On effective management:
18.29%: the portion of the area covered by protected areas where management effectiveness assessments have been conducted (and many likely do not meet standards for full effectiveness).
59: Protected and conserved areas meeting the criteria for the IUCN Green List, the global standard for effective and equitable area-based conservation. The Green List Standard measures the performance of protected and conserved areas in terms of governance, management and conservation outcomes.
On protected and conserved area equity:
The conservation efforts of indigenous peoples, local communities and private individuals and organisations are undervalued and under-reported, despite the extensive contributions of these groups.
25-33%: existing estimates of portion of the world’s land owned or governed by indigenous peoples and local communities, with the majority in good ecological condition.
There needs to be greater recognition of their conservation role of these areas, with improved reporting of protected and conserved areas with their custodians’ consent.
Success story: In Oceania, as across much of the world, indigenous peoples and local communities are leaders in conservation. Most protected and conserved areas in Oceania are territories and areas conserved by indigenous peoples and local communities.
It is challenging to monitor the equitable governance of protected and conserved areas.
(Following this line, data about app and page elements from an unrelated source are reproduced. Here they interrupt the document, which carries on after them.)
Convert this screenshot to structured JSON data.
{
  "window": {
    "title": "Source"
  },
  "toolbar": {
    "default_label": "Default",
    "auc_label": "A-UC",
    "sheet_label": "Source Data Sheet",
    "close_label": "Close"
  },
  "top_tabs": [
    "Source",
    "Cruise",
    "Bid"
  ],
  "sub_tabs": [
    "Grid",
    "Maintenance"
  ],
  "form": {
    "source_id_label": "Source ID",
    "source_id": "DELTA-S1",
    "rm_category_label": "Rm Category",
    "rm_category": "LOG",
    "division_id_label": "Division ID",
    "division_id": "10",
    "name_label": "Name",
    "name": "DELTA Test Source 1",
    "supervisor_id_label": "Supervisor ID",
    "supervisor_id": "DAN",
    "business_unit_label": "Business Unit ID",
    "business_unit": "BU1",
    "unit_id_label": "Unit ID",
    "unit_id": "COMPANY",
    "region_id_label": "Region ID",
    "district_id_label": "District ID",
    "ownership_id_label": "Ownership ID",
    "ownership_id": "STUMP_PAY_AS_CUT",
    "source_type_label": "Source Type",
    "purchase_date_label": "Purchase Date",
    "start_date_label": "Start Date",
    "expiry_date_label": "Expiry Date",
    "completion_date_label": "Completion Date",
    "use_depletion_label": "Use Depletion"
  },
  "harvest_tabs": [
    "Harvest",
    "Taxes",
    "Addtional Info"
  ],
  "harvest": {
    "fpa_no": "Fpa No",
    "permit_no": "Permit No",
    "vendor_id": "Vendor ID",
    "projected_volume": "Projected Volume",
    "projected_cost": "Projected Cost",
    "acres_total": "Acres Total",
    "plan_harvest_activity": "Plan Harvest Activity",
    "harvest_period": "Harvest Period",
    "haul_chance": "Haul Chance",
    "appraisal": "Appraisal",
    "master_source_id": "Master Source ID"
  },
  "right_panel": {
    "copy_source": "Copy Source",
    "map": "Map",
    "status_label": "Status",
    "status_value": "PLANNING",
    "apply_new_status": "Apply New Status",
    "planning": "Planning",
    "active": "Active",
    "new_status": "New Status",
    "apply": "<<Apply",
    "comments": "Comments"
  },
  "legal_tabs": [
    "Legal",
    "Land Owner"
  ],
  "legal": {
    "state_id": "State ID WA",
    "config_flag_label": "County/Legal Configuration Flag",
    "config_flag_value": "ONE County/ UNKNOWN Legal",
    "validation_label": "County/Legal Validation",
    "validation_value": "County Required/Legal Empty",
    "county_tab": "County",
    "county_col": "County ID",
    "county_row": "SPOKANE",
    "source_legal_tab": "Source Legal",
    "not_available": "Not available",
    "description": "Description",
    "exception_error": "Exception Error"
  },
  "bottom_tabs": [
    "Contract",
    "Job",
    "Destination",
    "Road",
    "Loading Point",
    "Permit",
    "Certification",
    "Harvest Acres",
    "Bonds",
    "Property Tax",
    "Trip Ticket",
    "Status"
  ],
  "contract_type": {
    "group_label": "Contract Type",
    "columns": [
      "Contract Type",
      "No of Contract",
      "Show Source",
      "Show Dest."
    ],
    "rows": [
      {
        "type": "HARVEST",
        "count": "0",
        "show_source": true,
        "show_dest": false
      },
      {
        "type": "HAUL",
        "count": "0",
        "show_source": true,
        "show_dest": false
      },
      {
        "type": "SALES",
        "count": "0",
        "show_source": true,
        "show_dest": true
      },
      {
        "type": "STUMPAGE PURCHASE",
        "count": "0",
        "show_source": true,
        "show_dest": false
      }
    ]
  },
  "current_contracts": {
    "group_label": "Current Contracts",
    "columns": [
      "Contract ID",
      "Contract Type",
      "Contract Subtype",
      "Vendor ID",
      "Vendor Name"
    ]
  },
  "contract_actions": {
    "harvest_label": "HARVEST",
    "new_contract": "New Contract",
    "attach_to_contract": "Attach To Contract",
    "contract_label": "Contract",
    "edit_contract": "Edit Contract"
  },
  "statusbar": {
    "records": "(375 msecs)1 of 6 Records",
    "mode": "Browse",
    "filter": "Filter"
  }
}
Indicators and reporting need to improve over the next decade, to ensure that local people share fairly in the benefits from protected and conserved areas and are not disproportionately affected by any negative impacts. This includes enabling the equitable participation of women and other marginalised groups in decision making.
Success story: In the Matengo territory, Tanzania, an area of mountain ridge ntambo, steep slopes and open forest, the Sengu governing authority oversees a traditional cultivation technique, ngolo. This controls soil erosion, restores soil fertility and conserves the forest while allowing for livelihood improvement through the cultivation of coffee.
Looking ahead to the new set of global nature targets due to be agreed under the post-2020 global biodiversity framework later this year, the Protected Planet Report highlights key opportunities based on lessons from the last 10 years:
- As well as designating new protected areas, there is vast potential in recognising more protected and conserved areas through accounting for the existing efforts of indigenous peoples, local communities, and private individuals and organisations. This includes supporting these areas in ways deemed appropriate by their custodians, recognising their rights and responsibilities.
- Particular efforts are needed to expand marine protected and conserved areas beyond coastal waters, including in areas beyond national jurisdiction.
- New protected and conserved areas can be more effective if they are designated where they will complement the existing network by enhancing connectivity, ecological representation, and/or coverage of areas important for biodiversity and nature’s contributions to people.
- It is important to scale up conservation even in places without large areas of intact biodiversity. In such places, actions like focusing on numerous small but well- connected protected and conserved areas or achieving ecological representation though transboundary and regional cooperation are key.
- There is a significant need to measurably improve equity in management and benefits of protected and conserved areas over the next decade.
- More data are needed to monitor how effective protected and conserved areas are in achieving positive change for nature.
Protected and conserved areas have the potential to provide havens for biodiversity and to deliver multiple benefits for people, including as a key tool to sustain actions under the UN Decade on Ecosystem Restoration. The report notes that to succeed in tackling the global nature crisis, an effective and equitable protected and conserved area network must be complemented by broader actions to address the drivers of biodiversity loss, including climate change, wildlife and timber trafficking, and corruption.
– global bihari bureau